This is an issue that needs to be addressed or valuable and irreplaceable information will disappear over time and affect patient care and valuable research. Also, replacing lost data can entail huge costs for patients, clinicians, administrators, and pharmacists.
Some of the issues facing the health IT industry concerning EHRs are:
• Retaining data and for how long
• Dealing with the obsolescence of hardware and software
• The interchange of information
• Costs involved
• Developing standards
• Addressing privacy issues along with data ownership
• Legal constraints
NIST is collaborating with the National Library of Medicine, the National Archives and Records Administration, the VA and others, such as Health Level Seven (HL7) to identify best practices and support standards development needed for the long term preservation and lifecycle management of EHRs.
Through these collaborations, NIST will work to develop an interoperable framework to support a wide variety of data types, data formats, and data delivery mechanisms, while providing a technology-independent infrastructure to acquire, store, search, retrieve, migrate, replicate, and distribute EHRs over time.
Another major issue concerns accessing EHRs by content which is a fundamental usage requirement for today’s electronic health record management systems. Today’s systems provide access based on structured fields—data elements in the record coded to allow effective access.
However, the majority of the content of a record is often in the care providers’ notes and other free-text fields that are not structured so as a result, standard text processing techniques do not work well for these fields. It is particularly difficult when the information does not contain well formed grammatical sentences, when highly specialized vocabulary is used with many non-word terms such as abbreviations and symbols, and when the notes are frequently too brief.
Health records will continue to have free-text fields since this is the way more users enter information. However, NIST is studying how to develop technology so that records can be based on the semantic content of free-text fields. The ability to find electronic health records by matching semantic content in free-text fields will help in the use of health records especially in applications such as medical trials and epidemiological studies.
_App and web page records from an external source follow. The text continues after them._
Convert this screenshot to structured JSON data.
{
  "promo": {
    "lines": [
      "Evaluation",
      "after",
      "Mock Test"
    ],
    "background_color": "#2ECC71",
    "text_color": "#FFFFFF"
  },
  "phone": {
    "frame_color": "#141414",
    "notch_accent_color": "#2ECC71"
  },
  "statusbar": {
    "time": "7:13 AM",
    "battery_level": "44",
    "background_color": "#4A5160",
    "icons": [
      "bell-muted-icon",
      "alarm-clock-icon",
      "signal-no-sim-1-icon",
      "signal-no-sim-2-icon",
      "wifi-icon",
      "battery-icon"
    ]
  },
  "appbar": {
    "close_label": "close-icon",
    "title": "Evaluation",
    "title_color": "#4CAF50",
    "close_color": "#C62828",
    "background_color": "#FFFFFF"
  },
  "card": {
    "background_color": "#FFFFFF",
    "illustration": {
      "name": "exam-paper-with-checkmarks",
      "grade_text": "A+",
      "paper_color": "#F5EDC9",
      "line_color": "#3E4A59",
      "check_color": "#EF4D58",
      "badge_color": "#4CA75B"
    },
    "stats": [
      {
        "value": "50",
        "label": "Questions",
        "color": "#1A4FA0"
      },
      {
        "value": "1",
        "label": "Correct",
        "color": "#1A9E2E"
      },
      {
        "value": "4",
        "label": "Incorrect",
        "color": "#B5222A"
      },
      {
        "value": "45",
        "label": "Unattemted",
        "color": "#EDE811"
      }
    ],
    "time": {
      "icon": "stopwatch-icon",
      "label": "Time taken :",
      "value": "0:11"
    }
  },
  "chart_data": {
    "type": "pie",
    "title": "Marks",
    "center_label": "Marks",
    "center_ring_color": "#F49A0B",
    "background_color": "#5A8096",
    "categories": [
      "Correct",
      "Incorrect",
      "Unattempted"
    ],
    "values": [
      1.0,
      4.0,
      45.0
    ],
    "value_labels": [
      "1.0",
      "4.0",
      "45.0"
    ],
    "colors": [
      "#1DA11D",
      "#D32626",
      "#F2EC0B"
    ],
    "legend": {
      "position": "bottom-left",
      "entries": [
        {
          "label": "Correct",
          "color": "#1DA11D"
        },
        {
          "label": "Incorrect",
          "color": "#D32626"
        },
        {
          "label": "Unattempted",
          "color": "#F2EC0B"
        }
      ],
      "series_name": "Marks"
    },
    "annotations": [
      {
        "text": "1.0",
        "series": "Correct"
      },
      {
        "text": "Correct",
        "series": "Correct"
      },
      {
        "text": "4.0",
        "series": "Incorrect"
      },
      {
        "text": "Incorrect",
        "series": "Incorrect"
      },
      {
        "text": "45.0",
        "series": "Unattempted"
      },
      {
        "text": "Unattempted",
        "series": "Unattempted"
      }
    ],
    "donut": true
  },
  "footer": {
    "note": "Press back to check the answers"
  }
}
NIST’s Information Technology Laboratory’s Text Retrieval Conference (TREC) project is working with the research community to develop test data sets, evaluation methods, and other infrastructure to foster the development of new text processing algorithms specially designed for EHRs.